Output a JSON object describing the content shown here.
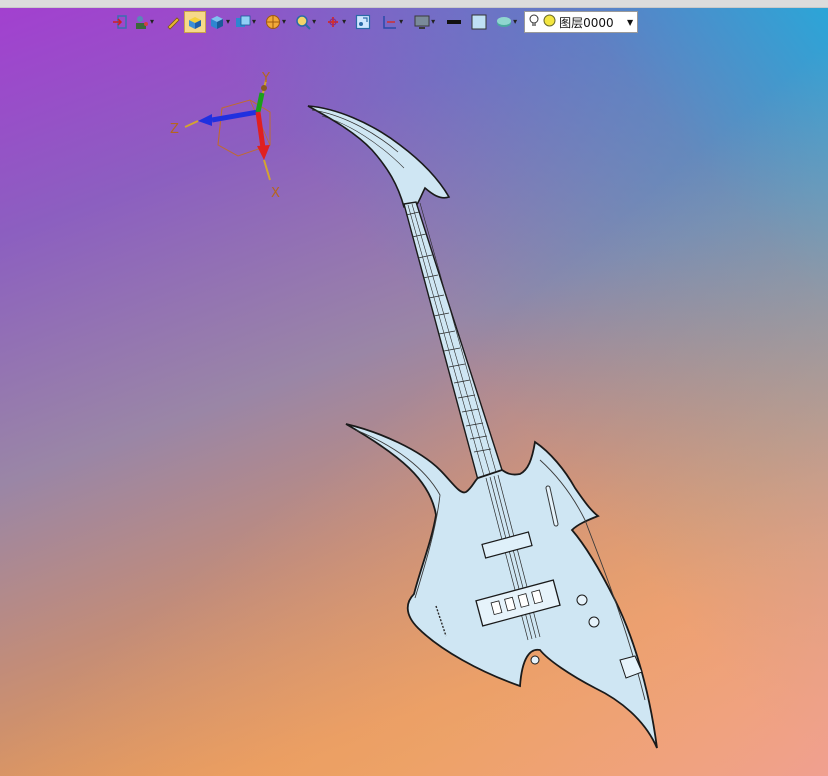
{
  "toolbar": {
    "buttons": [
      {
        "name": "exit-sketch",
        "icon": "exit-icon",
        "dropdown": false
      },
      {
        "name": "render-mode",
        "icon": "user-view-icon",
        "dropdown": true
      },
      {
        "name": "pencil",
        "icon": "pencil-icon",
        "dropdown": false
      },
      {
        "name": "shaded",
        "icon": "shaded-box-icon",
        "dropdown": false,
        "active": true
      },
      {
        "name": "view-cube",
        "icon": "cube-icon",
        "dropdown": true
      },
      {
        "name": "standard-views",
        "icon": "views-icon",
        "dropdown": true
      },
      {
        "name": "section",
        "icon": "section-icon",
        "dropdown": true
      },
      {
        "name": "zoom",
        "icon": "zoom-icon",
        "dropdown": true
      },
      {
        "name": "snap",
        "icon": "snap-icon",
        "dropdown": true
      },
      {
        "name": "fit-view",
        "icon": "fit-icon",
        "dropdown": false
      },
      {
        "name": "grid",
        "icon": "grid-icon",
        "dropdown": true
      },
      {
        "name": "display",
        "icon": "monitor-icon",
        "dropdown": true
      },
      {
        "name": "line-style",
        "icon": "line-icon",
        "dropdown": false
      },
      {
        "name": "color",
        "icon": "color-swatch-icon",
        "dropdown": false
      },
      {
        "name": "surface",
        "icon": "surface-icon",
        "dropdown": true
      }
    ],
    "layer": {
      "name": "图层0000",
      "visible_icon": "bulb-icon",
      "color_icon": "yellow-dot-icon"
    }
  },
  "triad": {
    "x": "X",
    "y": "Y",
    "z": "Z"
  },
  "colors": {
    "model_fill": "#cfe6f3",
    "model_edge": "#1a1a1a",
    "x_axis": "#e02020",
    "y_axis": "#1aa01a",
    "z_axis": "#2030e0"
  }
}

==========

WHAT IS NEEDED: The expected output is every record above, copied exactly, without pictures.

SOLUTION:
Output a JSON object describing the content shown here.
{
  "toolbar": {
    "buttons": [
      {
        "name": "exit-sketch",
        "icon": "exit-icon",
        "dropdown": false
      },
      {
        "name": "render-mode",
        "icon": "user-view-icon",
        "dropdown": true
      },
      {
        "name": "pencil",
        "icon": "pencil-icon",
        "dropdown": false
      },
      {
        "name": "shaded",
        "icon": "shaded-box-icon",
        "dropdown": false,
        "active": true
      },
      {
        "name": "view-cube",
        "icon": "cube-icon",
        "dropdown": true
      },
      {
        "name": "standard-views",
        "icon": "views-icon",
        "dropdown": true
      },
      {
        "name": "section",
        "icon": "section-icon",
        "dropdown": true
      },
      {
        "name": "zoom",
        "icon": "zoom-icon",
        "dropdown": true
      },
      {
        "name": "snap",
        "icon": "snap-icon",
        "dropdown": true
      },
      {
        "name": "fit-view",
        "icon": "fit-icon",
        "dropdown": false
      },
      {
        "name": "grid",
        "icon": "grid-icon",
        "dropdown": true
      },
      {
        "name": "display",
        "icon": "monitor-icon",
        "dropdown": true
      },
      {
        "name": "line-style",
        "icon": "line-icon",
        "dropdown": false
      },
      {
        "name": "color",
        "icon": "color-swatch-icon",
        "dropdown": false
      },
      {
        "name": "surface",
        "icon": "surface-icon",
        "dropdown": true
      }
    ],
    "layer": {
      "name": "图层0000",
      "visible_icon": "bulb-icon",
      "color_icon": "yellow-dot-icon"
    }
  },
  "triad": {
    "x": "X",
    "y": "Y",
    "z": "Z"
  },
  "colors": {
    "model_fill": "#cfe6f3",
    "model_edge": "#1a1a1a",
    "x_axis": "#e02020",
    "y_axis": "#1aa01a",
    "z_axis": "#2030e0"
  }
}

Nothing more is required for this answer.